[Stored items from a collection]

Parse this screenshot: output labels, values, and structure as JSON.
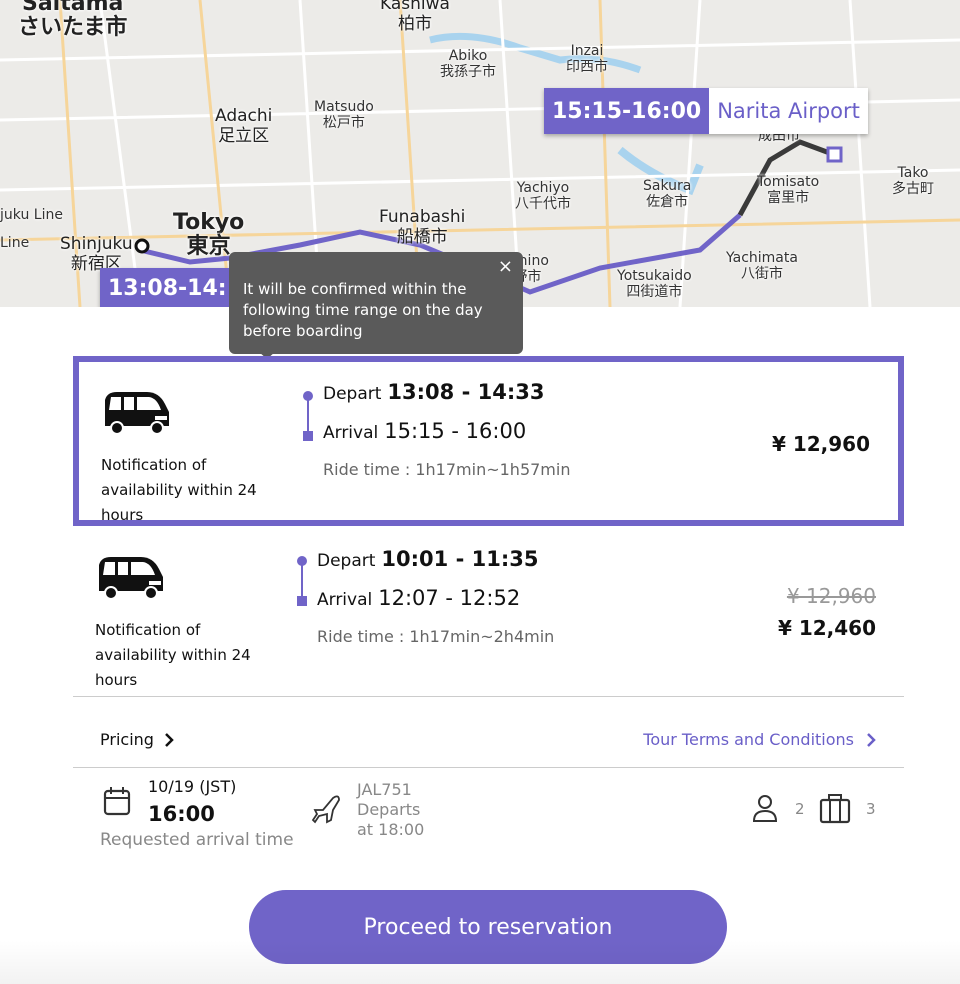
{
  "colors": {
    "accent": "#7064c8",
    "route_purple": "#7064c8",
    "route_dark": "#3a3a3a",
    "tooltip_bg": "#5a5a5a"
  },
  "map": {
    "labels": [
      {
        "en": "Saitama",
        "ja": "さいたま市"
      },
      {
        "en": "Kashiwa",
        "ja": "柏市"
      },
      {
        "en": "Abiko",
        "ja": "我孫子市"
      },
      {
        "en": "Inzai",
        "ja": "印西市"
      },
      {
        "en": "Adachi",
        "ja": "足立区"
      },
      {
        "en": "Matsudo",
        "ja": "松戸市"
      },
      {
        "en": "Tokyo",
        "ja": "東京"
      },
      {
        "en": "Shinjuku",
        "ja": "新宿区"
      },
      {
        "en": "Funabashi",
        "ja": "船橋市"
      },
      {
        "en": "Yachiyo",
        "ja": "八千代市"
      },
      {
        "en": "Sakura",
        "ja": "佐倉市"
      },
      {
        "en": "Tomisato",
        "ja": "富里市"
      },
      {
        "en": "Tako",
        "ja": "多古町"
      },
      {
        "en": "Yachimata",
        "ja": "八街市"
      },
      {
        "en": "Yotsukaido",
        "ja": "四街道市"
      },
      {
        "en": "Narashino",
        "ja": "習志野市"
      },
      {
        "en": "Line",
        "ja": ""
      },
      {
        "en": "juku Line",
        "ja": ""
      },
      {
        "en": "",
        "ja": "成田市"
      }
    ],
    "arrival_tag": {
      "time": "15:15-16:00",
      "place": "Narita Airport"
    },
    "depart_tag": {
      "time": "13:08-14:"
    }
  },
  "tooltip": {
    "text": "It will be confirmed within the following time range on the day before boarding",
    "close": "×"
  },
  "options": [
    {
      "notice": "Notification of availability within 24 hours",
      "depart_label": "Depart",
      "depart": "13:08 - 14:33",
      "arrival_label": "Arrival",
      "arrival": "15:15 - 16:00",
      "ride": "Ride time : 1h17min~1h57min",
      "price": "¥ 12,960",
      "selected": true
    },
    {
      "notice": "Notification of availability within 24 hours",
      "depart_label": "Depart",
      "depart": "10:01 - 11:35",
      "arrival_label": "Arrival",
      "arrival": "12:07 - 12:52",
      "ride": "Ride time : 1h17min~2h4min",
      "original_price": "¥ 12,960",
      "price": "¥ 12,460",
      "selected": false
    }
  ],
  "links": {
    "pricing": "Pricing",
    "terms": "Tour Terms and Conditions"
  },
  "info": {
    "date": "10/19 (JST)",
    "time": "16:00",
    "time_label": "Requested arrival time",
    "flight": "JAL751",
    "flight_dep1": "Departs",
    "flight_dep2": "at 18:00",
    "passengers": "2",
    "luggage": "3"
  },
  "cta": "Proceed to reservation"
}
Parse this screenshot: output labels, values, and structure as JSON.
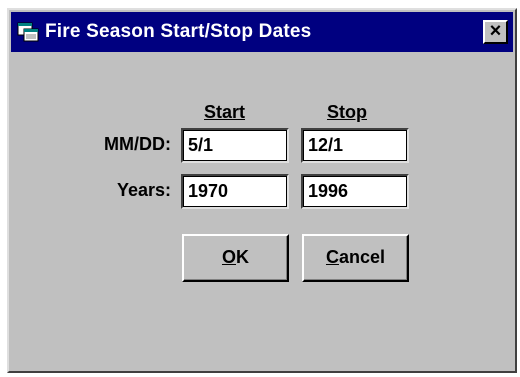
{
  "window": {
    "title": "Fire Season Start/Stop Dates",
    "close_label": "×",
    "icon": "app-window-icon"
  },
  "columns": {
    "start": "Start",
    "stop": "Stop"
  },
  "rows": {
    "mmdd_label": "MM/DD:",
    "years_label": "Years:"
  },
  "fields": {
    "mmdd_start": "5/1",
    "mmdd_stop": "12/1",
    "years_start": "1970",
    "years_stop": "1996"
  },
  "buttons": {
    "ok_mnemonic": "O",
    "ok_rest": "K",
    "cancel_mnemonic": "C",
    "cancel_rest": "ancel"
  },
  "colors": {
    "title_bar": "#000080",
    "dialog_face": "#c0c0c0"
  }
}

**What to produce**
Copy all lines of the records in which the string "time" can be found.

**Answer space**
      "time": "15:15-16:00",
      "time": "13:08-14:"
    "text": "It will be confirmed within the following time range on the day before boarding",
      "ride": "Ride time : 1h17min~1h57min",
      "ride": "Ride time : 1h17min~2h4min",
    "time": "16:00",
    "time_label": "Requested arrival time",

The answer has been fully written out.